# WHAT THE TASK ASKS:
The response must contain every line of the records that follow, duplicated exactly.

Saved data entries
== == ==
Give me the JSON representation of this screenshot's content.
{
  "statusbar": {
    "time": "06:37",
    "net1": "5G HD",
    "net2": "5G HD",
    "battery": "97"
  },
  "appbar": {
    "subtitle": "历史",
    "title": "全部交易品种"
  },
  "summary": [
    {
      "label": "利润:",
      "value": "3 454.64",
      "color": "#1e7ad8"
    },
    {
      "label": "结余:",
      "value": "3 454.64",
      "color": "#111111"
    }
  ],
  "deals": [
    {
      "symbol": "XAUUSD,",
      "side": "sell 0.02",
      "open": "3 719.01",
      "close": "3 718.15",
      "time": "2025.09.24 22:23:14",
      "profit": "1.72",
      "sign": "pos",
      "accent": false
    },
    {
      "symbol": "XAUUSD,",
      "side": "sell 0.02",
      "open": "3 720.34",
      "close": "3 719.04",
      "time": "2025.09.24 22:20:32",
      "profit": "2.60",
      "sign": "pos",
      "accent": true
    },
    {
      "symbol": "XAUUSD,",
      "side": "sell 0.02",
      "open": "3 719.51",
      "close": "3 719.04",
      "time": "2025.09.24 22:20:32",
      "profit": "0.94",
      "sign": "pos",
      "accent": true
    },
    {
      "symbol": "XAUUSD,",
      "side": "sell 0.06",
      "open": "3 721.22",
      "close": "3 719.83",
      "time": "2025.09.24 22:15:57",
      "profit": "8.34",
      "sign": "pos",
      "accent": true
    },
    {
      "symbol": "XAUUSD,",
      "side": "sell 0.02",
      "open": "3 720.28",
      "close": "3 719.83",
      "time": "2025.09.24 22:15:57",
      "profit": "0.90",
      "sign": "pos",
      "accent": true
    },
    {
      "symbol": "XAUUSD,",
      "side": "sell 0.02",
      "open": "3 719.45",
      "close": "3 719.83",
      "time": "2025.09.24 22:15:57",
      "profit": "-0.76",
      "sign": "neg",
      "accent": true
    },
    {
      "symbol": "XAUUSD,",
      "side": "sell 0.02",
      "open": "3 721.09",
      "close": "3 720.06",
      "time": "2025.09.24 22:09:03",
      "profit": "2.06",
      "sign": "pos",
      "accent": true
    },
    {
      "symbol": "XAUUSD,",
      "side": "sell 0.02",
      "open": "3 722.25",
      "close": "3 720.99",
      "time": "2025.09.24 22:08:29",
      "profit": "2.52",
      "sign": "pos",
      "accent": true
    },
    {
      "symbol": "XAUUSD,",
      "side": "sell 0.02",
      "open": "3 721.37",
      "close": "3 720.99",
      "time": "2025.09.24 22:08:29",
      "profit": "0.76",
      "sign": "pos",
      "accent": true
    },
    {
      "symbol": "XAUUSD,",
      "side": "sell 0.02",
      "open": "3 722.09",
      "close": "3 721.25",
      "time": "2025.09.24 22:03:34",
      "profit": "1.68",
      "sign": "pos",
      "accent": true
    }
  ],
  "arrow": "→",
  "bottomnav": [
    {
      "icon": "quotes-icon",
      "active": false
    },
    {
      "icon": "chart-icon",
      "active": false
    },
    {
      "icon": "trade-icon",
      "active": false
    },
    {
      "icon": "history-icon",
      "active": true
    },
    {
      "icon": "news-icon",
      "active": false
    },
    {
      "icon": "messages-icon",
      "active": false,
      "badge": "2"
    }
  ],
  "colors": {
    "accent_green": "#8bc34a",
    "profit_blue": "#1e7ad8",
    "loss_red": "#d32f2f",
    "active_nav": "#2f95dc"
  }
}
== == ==
# TASK SOLUTION:
Give me the JSON representation of this screenshot's content.
{
  "statusbar": {
    "time": "06:37",
    "net1": "5G HD",
    "net2": "5G HD",
    "battery": "97"
  },
  "appbar": {
    "subtitle": "历史",
    "title": "全部交易品种"
  },
  "summary": [
    {
      "label": "利润:",
      "value": "3 454.64",
      "color": "#1e7ad8"
    },
    {
      "label": "结余:",
      "value": "3 454.64",
      "color": "#111111"
    }
  ],
  "deals": [
    {
      "symbol": "XAUUSD,",
      "side": "sell 0.02",
      "open": "3 719.01",
      "close": "3 718.15",
      "time": "2025.09.24 22:23:14",
      "profit": "1.72",
      "sign": "pos",
      "accent": false
    },
    {
      "symbol": "XAUUSD,",
      "side": "sell 0.02",
      "open": "3 720.34",
      "close": "3 719.04",
      "time": "2025.09.24 22:20:32",
      "profit": "2.60",
      "sign": "pos",
      "accent": true
    },
    {
      "symbol": "XAUUSD,",
      "side": "sell 0.02",
      "open": "3 719.51",
      "close": "3 719.04",
      "time": "2025.09.24 22:20:32",
      "profit": "0.94",
      "sign": "pos",
      "accent": true
    },
    {
      "symbol": "XAUUSD,",
      "side": "sell 0.06",
      "open": "3 721.22",
      "close": "3 719.83",
      "time": "2025.09.24 22:15:57",
      "profit": "8.34",
      "sign": "pos",
      "accent": true
    },
    {
      "symbol": "XAUUSD,",
      "side": "sell 0.02",
      "open": "3 720.28",
      "close": "3 719.83",
      "time": "2025.09.24 22:15:57",
      "profit": "0.90",
      "sign": "pos",
      "accent": true
    },
    {
      "symbol": "XAUUSD,",
      "side": "sell 0.02",
      "open": "3 719.45",
      "close": "3 719.83",
      "time": "2025.09.24 22:15:57",
      "profit": "-0.76",
      "sign": "neg",
      "accent": true
    },
    {
      "symbol": "XAUUSD,",
      "side": "sell 0.02",
      "open": "3 721.09",
      "close": "3 720.06",
      "time": "2025.09.24 22:09:03",
      "profit": "2.06",
      "sign": "pos",
      "accent": true
    },
    {
      "symbol": "XAUUSD,",
      "side": "sell 0.02",
      "open": "3 722.25",
      "close": "3 720.99",
      "time": "2025.09.24 22:08:29",
      "profit": "2.52",
      "sign": "pos",
      "accent": true
    },
    {
      "symbol": "XAUUSD,",
      "side": "sell 0.02",
      "open": "3 721.37",
      "close": "3 720.99",
      "time": "2025.09.24 22:08:29",
      "profit": "0.76",
      "sign": "pos",
      "accent": true
    },
    {
      "symbol": "XAUUSD,",
      "side": "sell 0.02",
      "open": "3 722.09",
      "close": "3 721.25",
      "time": "2025.09.24 22:03:34",
      "profit": "1.68",
      "sign": "pos",
      "accent": true
    }
  ],
  "arrow": "→",
  "bottomnav": [
    {
      "icon": "quotes-icon",
      "active": false
    },
    {
      "icon": "chart-icon",
      "active": false
    },
    {
      "icon": "trade-icon",
      "active": false
    },
    {
      "icon": "history-icon",
      "active": true
    },
    {
      "icon": "news-icon",
      "active": false
    },
    {
      "icon": "messages-icon",
      "active": false,
      "badge": "2"
    }
  ],
  "colors": {
    "accent_green": "#8bc34a",
    "profit_blue": "#1e7ad8",
    "loss_red": "#d32f2f",
    "active_nav": "#2f95dc"
  }
}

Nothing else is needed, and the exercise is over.